This is GOOD News because we all want to build great relationship in every situation.
DON’T ASK, DON’T GET
“Be a good listener,” Dale Carnegie advised in his 1936 classic How to Win Friends and Influence People. “Ask questions the other person will enjoy answering.” More than 80 years later, most people still fail to heed Carnegie’s sage advice.
Research suggests that people have conversations to accomplish some combination of two major goals: information exchange (learning) and impression management (liking). Recent research shows that asking questions achieves both.
THE NEW SOCRATIC METHOD
The first step in becoming a better questioner is simply to ask more questions. Of course, the sheer number of questions is not the only factor that influences the quality of a conversation: The type, tone, sequence, and framing also matter.
The best approach for a given situation depends on the goals of the conversationalists—specifically, whether the discussion is cooperative (for example, the duo is trying to build a relationship or accomplish a task together) or competitive (the parties seek to uncover sensitive information from each other or serve their own interests), or some combination of both. Consider the following tactics.
FAVOR FOLLOW-UP QUESTIONS.
Not all questions are created equal. An unexpected benefit of follow-up questions is that they don’t require much thought or preparation—indeed, they seem to come naturally to interlocutors. In Alison’s studies, the people who were told to ask more questions used more follow-up questions than any other type without being instructed to do so.
KNOW WHEN TO KEEP QUESTIONS OPEN-ENDED.
No one likes to feel interrogated—and some types of questions can force answerers into a yes-or-no corner. Open-ended questions can counteract that effect and thus can be particularly useful in uncovering information or learning something new. Indeed, they are wellsprings of innovation—which is often the result of finding the hidden, unexpected answer that no one has thought of before.
Of course, open-ended questions aren’t always optimal. For example, if you are in a tense negotiation or are dealing with people who tend to keep their cards close to their chest, open-ended questions can leave too much wiggle room, inviting them to dodge or lie by omission.

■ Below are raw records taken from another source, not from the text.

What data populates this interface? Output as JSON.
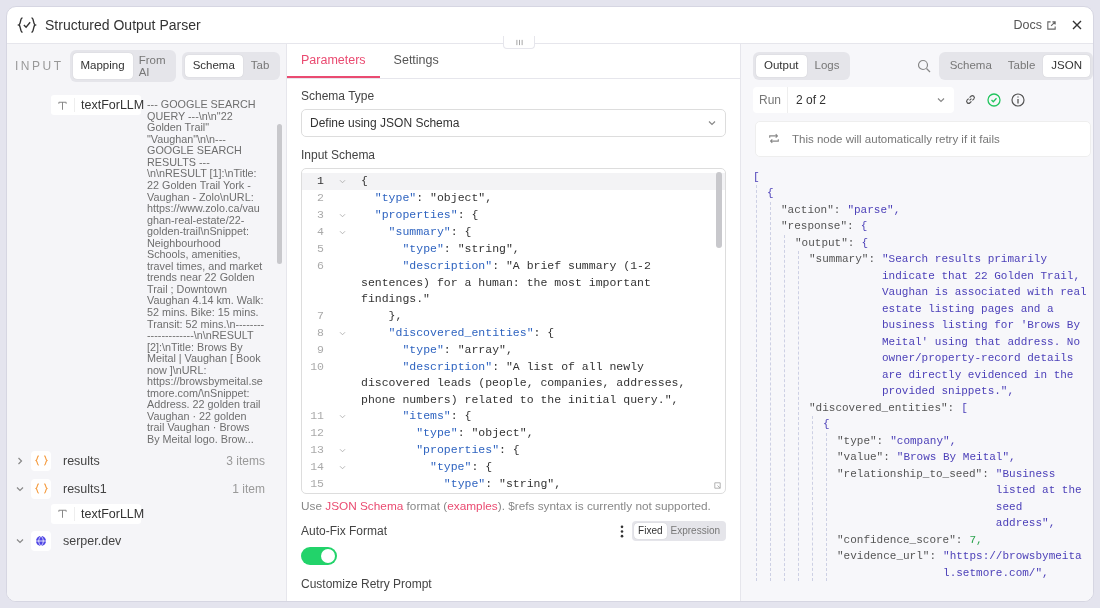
{
  "window": {
    "title": "Structured Output Parser",
    "docs_link": "Docs"
  },
  "input_panel": {
    "label": "INPUT",
    "mode_tabs": [
      {
        "label": "Mapping",
        "selected": true
      },
      {
        "label": "From AI",
        "selected": false
      }
    ],
    "view_tabs": [
      {
        "label": "Schema",
        "selected": true
      },
      {
        "label": "Tab",
        "selected": false
      }
    ],
    "tree": [
      {
        "kind": "group",
        "children": [
          {
            "kind": "field",
            "name": "textForLLM",
            "value": "--- GOOGLE SEARCH QUERY ---\\n\\n\"22 Golden Trail\" \"Vaughan\"\\n\\n--- GOOGLE SEARCH RESULTS ---\\n\\nRESULT [1]:\\nTitle: 22 Golden Trail York - Vaughan - Zolo\\nURL: https://www.zolo.ca/vaughan-real-estate/22-golden-trail\\nSnippet: Neighbourhood Schools, amenities, travel times, and market trends near 22 Golden Trail ; Downtown Vaughan 4.14 km. Walk: 52 mins. Bike: 15 mins. Transit: 52 mins.\\n---------------------\\n\\nRESULT [2]:\\nTitle: Brows By Meital | Vaughan [ Book now ]\\nURL: https://browsbymeital.setmore.com/\\nSnippet: Address.  22 golden trail Vaughan · 22 golden trail Vaughan · Brows By Meital logo. Brow..."
          }
        ]
      },
      {
        "kind": "object",
        "name": "results",
        "count": "3 items",
        "expanded": false
      },
      {
        "kind": "object",
        "name": "results1",
        "count": "1 item",
        "expanded": true,
        "children": [
          {
            "kind": "field",
            "name": "textForLLM"
          }
        ]
      },
      {
        "kind": "node",
        "name": "serper.dev",
        "expanded": true
      }
    ]
  },
  "parameters_panel": {
    "tabs": [
      {
        "label": "Parameters",
        "selected": true
      },
      {
        "label": "Settings",
        "selected": false
      }
    ],
    "schema_type": {
      "label": "Schema Type",
      "value": "Define using JSON Schema"
    },
    "input_schema": {
      "label": "Input Schema",
      "lines": [
        {
          "number": "1",
          "fold": true,
          "active": true,
          "parts": [
            {
              "kind": "text",
              "text": "{"
            }
          ]
        },
        {
          "number": "2",
          "fold": false,
          "active": false,
          "parts": [
            {
              "kind": "key",
              "text": "  \"type\""
            },
            {
              "kind": "text",
              "text": ": \"object\","
            }
          ]
        },
        {
          "number": "3",
          "fold": true,
          "active": false,
          "parts": [
            {
              "kind": "key",
              "text": "  \"properties\""
            },
            {
              "kind": "text",
              "text": ": {"
            }
          ]
        },
        {
          "number": "4",
          "fold": true,
          "active": false,
          "parts": [
            {
              "kind": "key",
              "text": "    \"summary\""
            },
            {
              "kind": "text",
              "text": ": {"
            }
          ]
        },
        {
          "number": "5",
          "fold": false,
          "active": false,
          "parts": [
            {
              "kind": "key",
              "text": "      \"type\""
            },
            {
              "kind": "text",
              "text": ": \"string\","
            }
          ]
        },
        {
          "number": "6",
          "fold": false,
          "active": false,
          "parts": [
            {
              "kind": "key",
              "text": "      \"description\""
            },
            {
              "kind": "text",
              "text": ": \"A brief summary (1-2 sentences) for a human: the most important findings.\""
            }
          ]
        },
        {
          "number": "7",
          "fold": false,
          "active": false,
          "parts": [
            {
              "kind": "text",
              "text": "    },"
            }
          ]
        },
        {
          "number": "8",
          "fold": true,
          "active": false,
          "parts": [
            {
              "kind": "key",
              "text": "    \"discovered_entities\""
            },
            {
              "kind": "text",
              "text": ": {"
            }
          ]
        },
        {
          "number": "9",
          "fold": false,
          "active": false,
          "parts": [
            {
              "kind": "key",
              "text": "      \"type\""
            },
            {
              "kind": "text",
              "text": ": \"array\","
            }
          ]
        },
        {
          "number": "10",
          "fold": false,
          "active": false,
          "parts": [
            {
              "kind": "key",
              "text": "      \"description\""
            },
            {
              "kind": "text",
              "text": ": \"A list of all newly discovered leads (people, companies, addresses, phone numbers) related to the initial query.\","
            }
          ]
        },
        {
          "number": "11",
          "fold": true,
          "active": false,
          "parts": [
            {
              "kind": "key",
              "text": "      \"items\""
            },
            {
              "kind": "text",
              "text": ": {"
            }
          ]
        },
        {
          "number": "12",
          "fold": false,
          "active": false,
          "parts": [
            {
              "kind": "key",
              "text": "        \"type\""
            },
            {
              "kind": "text",
              "text": ": \"object\","
            }
          ]
        },
        {
          "number": "13",
          "fold": true,
          "active": false,
          "parts": [
            {
              "kind": "key",
              "text": "        \"properties\""
            },
            {
              "kind": "text",
              "text": ": {"
            }
          ]
        },
        {
          "number": "14",
          "fold": true,
          "active": false,
          "parts": [
            {
              "kind": "key",
              "text": "          \"type\""
            },
            {
              "kind": "text",
              "text": ": {"
            }
          ]
        },
        {
          "number": "15",
          "fold": false,
          "active": false,
          "parts": [
            {
              "kind": "key",
              "text": "            \"type\""
            },
            {
              "kind": "text",
              "text": ": \"string\","
            }
          ]
        }
      ]
    },
    "help_text": [
      {
        "kind": "text",
        "text": "Use "
      },
      {
        "kind": "link",
        "text": "JSON Schema"
      },
      {
        "kind": "text",
        "text": " format ("
      },
      {
        "kind": "link",
        "text": "examples"
      },
      {
        "kind": "text",
        "text": "). $refs syntax is currently not supported."
      }
    ],
    "auto_fix": {
      "label": "Auto-Fix Format",
      "modes": [
        {
          "label": "Fixed",
          "selected": true
        },
        {
          "label": "Expression",
          "selected": false
        }
      ],
      "on": true
    },
    "next_label": "Customize Retry Prompt"
  },
  "output_panel": {
    "view_tabs": [
      {
        "label": "Output",
        "selected": true
      },
      {
        "label": "Logs",
        "selected": false
      }
    ],
    "format_tabs": [
      {
        "label": "Schema",
        "selected": false
      },
      {
        "label": "Table",
        "selected": false
      },
      {
        "label": "JSON",
        "selected": true
      }
    ],
    "run": {
      "label": "Run",
      "value": "2 of 2"
    },
    "notice": "This node will automatically retry if it fails",
    "json": [
      {
        "open": "[",
        "children": [
          {
            "open": "{",
            "children": [
              {
                "key": "\"action\":",
                "value": "\"parse\",",
                "kind": "string"
              },
              {
                "key": "\"response\":",
                "open": "{",
                "children": [
                  {
                    "key": "\"output\":",
                    "open": "{",
                    "children": [
                      {
                        "key": "\"summary\":",
                        "value": "\"Search results primarily indicate that 22 Golden Trail, Vaughan is associated with real estate listing pages and a business listing for 'Brows By Meital' using that address. No owner/property-record details are directly evidenced in the provided snippets.\",",
                        "kind": "string"
                      },
                      {
                        "key": "\"discovered_entities\":",
                        "open": "[",
                        "children": [
                          {
                            "open": "{",
                            "children": [
                              {
                                "key": "\"type\":",
                                "value": "\"company\",",
                                "kind": "string"
                              },
                              {
                                "key": "\"value\":",
                                "value": "\"Brows By Meital\",",
                                "kind": "string"
                              },
                              {
                                "key": "\"relationship_to_seed\":",
                                "value": "\"Business listed at the seed address\",",
                                "kind": "string"
                              },
                              {
                                "key": "\"confidence_score\":",
                                "value": "7,",
                                "kind": "number"
                              },
                              {
                                "key": "\"evidence_url\":",
                                "value": "\"https://browsbymeital.setmore.com/\",",
                                "kind": "string"
                              }
                            ]
                          }
                        ]
                      }
                    ]
                  }
                ]
              }
            ]
          }
        ]
      }
    ]
  }
}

If people feel that you are trying to trick them into revealing something, they may lose trust in you, decreasing the likelihood that they’ll share information in the future and potentially eroding workplace relationships.
GET THE SEQUENCE RIGHT.
The optimal order of your questions depends on the circumstances. During tense encounters, asking tough questions first, even if it feels socially awkward to do so, can make your conversational partner more willing to open up.
Of course, if the first question is too sensitive, you run the risk of offending your counterpart. So it’s a delicate balance, to be sure.
If the goal is to build relationships, the opposite approach—opening with less sensitive questions and escalating slowly—seems to be most effective.
USE THE RIGHT TONE.
People are more forthcoming when you ask questions in a casual way, rather than in a buttoned-up, official tone.
Peopleare twice as likely to reveal sensitive information on the casual-looking site than on the others.
People also tend to be more forthcoming when given an escape hatch or “out” in a conversation. For example, if they are told that they can change their answers at any point, they tend to open up more—even though they rarely end up making changes.
PAY ATTENTION TO GROUP DYNAMICS.
Conversational dynamics can change profoundly depending on whether you’re chatting one-on-one with someone or talking in a group. Not only is the willingness to answer questions affected simply by the presence of others, but members of a group tend to follow one another’s lead.
As soon as one person starts to open up, the rest of the group is likely to follow suit.
Group dynamics can also affect how a question asker is perceived. Alison’s research reveals that participants in a conversation enjoy being asked questions and tend to like the people asking questions more than those who answer them.
THE BEST RESPONSE
Just as the way we ask questions can facilitate trust and the sharing of information—so, too, can the way we answer them.
Answering questions requires making a choice about where to fall on a continuum between privacy and transparency. Should we answer the question? If we answer, how forthcoming should we be?
At the same time, transparency is an essential part of forging meaningful connections. Even in a negotiation context, transparency can lead to value-creating deals; by sharing information, participants can identify elements that are relatively unimportant to one party but important to the other—the foundation of a win-win outcome.
To maximize the benefits of answering questions—and minimize the risks—it’s important to decide before a conversation begins what information you want to share and what you want to keep private.
DECIDING WHAT TO SHARE.
There is no rule of thumb for how much—or what type—of information you should disclose. Indeed, transparency is such a powerful bonding agent that sometimes it doesn’t matter what is revealed—even information that reflects poorly on us can draw our conversational partners closer.
Before a conversation takes place, think carefully about whether refusing to answer tough questions would do more harm than good.
DECIDING WHAT TO KEEP PRIVATE.
Of course, at times you and your organization would be better served by keeping your cards close to your chest. In our negotiation classes, we teach strategies for handling hard questions without lying. Dodging, or answering a question you wish you had been asked, can be effective not only in helping you protect information you’d rather keep private but also in building a good rapport with your conversational partner, especially if you speak eloquently.
Another effective strategy is deflecting, or answering a probing question with another question or a joke. Answerers can use this approach to lead the conversation in a different direction.
“Question everything,” Albert Einstein famously said. Personal creativity and organizational innovation rely on a willingness to seek out novel information. Questions and thoughtful answers foster smoother and more-effective interactions, they strengthen rapport and trust, and lead groups toward discovery. All this we have documented in our research.
A version of this article appeared in the May–June 2018 issue (pp.60–67) of Harvard Business Review. and on Flipboard.